Search the entries below for "title". Report each line where it occurs.

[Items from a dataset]
■ ■ ■ ■ ■

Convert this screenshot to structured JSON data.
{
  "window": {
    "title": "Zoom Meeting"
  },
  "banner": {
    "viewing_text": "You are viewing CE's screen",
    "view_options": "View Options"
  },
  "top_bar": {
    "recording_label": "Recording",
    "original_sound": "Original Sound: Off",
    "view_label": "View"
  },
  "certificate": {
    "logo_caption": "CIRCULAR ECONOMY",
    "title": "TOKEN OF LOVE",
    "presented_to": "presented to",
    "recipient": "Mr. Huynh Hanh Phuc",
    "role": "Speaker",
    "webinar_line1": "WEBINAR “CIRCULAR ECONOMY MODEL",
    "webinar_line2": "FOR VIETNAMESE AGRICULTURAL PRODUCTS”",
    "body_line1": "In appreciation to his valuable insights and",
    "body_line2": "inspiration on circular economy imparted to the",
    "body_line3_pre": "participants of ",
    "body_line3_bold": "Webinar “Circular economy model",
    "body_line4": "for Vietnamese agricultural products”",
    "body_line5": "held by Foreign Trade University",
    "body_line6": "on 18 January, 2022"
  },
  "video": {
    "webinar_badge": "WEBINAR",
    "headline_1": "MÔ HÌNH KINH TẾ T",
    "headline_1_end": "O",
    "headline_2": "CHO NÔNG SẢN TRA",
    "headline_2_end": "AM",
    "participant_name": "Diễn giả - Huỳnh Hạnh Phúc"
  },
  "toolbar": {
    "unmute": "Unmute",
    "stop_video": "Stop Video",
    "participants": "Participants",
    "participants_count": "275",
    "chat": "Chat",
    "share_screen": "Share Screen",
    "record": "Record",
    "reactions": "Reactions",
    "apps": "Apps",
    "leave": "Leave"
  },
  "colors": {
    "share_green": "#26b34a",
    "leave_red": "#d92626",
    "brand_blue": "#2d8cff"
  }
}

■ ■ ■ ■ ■

* **YOUR RESPONSE**
    "title": "Zoom Meeting"
    "title": "TOKEN OF LOVE",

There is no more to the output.